• [WORK ITEM]
When a line of the entries contains the word "Eigenschaften", report that line.

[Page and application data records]
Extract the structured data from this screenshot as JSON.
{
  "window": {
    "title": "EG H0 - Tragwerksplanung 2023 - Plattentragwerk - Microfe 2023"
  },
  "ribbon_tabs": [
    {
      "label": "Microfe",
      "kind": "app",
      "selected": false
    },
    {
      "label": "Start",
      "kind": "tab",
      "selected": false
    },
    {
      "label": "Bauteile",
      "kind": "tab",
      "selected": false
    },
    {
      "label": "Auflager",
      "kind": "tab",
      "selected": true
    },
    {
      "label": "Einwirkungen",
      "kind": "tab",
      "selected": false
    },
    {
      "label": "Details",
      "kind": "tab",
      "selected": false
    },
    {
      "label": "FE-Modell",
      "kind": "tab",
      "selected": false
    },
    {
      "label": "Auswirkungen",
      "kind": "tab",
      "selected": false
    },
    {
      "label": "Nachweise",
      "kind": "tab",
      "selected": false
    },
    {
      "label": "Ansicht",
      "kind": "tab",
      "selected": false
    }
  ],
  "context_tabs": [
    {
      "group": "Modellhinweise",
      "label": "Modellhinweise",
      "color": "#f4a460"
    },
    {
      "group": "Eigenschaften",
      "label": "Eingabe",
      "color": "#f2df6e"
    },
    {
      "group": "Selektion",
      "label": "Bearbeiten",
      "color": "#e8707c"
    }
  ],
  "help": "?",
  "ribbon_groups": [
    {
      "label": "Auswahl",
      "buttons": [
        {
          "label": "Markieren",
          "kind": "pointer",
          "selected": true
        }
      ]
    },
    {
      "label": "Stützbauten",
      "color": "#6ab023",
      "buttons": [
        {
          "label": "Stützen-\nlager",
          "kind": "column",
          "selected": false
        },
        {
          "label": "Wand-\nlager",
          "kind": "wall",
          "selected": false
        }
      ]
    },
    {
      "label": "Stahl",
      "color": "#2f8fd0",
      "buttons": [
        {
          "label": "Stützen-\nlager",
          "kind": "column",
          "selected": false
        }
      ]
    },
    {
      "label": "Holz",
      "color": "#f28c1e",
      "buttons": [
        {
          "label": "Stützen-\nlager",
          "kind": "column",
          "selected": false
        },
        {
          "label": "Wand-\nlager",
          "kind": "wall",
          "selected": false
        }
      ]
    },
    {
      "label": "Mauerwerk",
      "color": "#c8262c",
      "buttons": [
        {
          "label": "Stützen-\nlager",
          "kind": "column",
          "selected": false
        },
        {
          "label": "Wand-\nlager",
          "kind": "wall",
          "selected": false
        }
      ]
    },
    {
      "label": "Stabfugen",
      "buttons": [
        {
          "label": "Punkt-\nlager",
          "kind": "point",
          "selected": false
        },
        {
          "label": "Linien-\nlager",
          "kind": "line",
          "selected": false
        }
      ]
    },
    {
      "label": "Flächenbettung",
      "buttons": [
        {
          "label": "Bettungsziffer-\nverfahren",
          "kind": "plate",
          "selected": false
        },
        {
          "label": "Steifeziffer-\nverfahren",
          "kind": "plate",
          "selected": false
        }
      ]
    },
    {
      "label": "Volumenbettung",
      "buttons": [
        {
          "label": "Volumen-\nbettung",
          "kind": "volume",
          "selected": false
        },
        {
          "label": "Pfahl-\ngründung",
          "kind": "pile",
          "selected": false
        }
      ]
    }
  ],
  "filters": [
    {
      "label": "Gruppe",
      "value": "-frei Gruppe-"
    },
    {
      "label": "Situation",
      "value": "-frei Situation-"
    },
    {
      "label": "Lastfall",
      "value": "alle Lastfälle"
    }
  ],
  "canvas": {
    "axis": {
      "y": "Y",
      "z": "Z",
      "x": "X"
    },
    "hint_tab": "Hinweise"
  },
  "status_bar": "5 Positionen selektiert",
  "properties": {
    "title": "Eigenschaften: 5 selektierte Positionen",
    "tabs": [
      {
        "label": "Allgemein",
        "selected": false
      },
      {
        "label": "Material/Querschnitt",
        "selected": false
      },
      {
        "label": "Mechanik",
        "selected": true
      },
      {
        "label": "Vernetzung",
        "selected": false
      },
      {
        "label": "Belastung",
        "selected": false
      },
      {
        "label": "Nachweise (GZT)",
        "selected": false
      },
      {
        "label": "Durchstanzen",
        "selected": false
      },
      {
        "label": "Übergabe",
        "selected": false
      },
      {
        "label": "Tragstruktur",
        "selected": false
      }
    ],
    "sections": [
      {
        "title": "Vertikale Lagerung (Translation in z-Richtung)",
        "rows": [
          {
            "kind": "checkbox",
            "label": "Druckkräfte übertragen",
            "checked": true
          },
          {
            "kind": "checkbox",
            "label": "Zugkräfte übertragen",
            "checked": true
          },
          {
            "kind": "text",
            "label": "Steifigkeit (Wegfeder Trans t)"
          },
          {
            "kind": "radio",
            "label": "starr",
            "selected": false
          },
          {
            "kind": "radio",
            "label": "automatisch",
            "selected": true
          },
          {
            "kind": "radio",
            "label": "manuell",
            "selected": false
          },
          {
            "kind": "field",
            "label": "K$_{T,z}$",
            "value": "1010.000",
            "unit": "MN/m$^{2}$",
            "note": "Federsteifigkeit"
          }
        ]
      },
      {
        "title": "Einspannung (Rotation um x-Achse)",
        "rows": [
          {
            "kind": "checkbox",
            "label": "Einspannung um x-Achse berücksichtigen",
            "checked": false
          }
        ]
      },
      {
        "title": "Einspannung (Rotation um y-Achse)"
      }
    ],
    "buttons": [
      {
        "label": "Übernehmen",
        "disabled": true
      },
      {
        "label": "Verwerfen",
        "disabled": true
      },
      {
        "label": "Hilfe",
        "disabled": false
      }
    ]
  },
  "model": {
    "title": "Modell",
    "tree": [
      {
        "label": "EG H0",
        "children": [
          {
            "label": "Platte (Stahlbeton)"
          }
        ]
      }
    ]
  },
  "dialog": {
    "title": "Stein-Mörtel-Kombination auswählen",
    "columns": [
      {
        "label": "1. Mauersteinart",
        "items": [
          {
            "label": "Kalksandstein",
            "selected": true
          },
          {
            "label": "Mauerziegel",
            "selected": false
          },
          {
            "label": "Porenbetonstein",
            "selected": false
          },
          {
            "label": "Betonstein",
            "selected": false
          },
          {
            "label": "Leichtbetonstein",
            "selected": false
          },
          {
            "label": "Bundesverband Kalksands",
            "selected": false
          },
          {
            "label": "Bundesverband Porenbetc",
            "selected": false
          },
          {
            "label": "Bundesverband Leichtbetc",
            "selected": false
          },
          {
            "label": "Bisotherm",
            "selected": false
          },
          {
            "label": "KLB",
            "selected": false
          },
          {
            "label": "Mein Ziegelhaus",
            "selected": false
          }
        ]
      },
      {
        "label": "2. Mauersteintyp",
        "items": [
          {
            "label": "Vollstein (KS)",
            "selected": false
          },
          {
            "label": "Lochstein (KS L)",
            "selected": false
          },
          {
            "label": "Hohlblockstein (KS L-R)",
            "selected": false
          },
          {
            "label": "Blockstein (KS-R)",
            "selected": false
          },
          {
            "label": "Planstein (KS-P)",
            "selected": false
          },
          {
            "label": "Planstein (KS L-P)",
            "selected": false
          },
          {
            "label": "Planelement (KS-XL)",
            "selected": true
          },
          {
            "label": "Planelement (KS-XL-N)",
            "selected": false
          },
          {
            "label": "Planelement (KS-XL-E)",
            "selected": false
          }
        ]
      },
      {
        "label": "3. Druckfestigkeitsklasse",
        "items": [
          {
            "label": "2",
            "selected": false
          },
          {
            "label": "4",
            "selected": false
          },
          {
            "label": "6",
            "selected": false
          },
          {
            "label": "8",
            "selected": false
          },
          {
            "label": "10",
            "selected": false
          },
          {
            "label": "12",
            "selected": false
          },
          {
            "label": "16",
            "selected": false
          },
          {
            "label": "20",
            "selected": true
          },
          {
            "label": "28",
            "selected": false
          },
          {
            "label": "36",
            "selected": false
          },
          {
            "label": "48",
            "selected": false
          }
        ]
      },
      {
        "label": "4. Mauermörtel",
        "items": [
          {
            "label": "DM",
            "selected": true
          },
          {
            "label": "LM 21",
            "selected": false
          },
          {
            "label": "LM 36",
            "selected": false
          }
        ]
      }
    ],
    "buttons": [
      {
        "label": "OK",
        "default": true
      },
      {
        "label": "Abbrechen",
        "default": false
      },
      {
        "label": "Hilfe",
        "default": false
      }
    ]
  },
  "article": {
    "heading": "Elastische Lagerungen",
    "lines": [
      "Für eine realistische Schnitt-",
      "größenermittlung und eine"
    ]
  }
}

• [RESPONSE TO THIS TASK]
      "group": "Eigenschaften",
    "title": "Eigenschaften: 5 selektierte Positionen",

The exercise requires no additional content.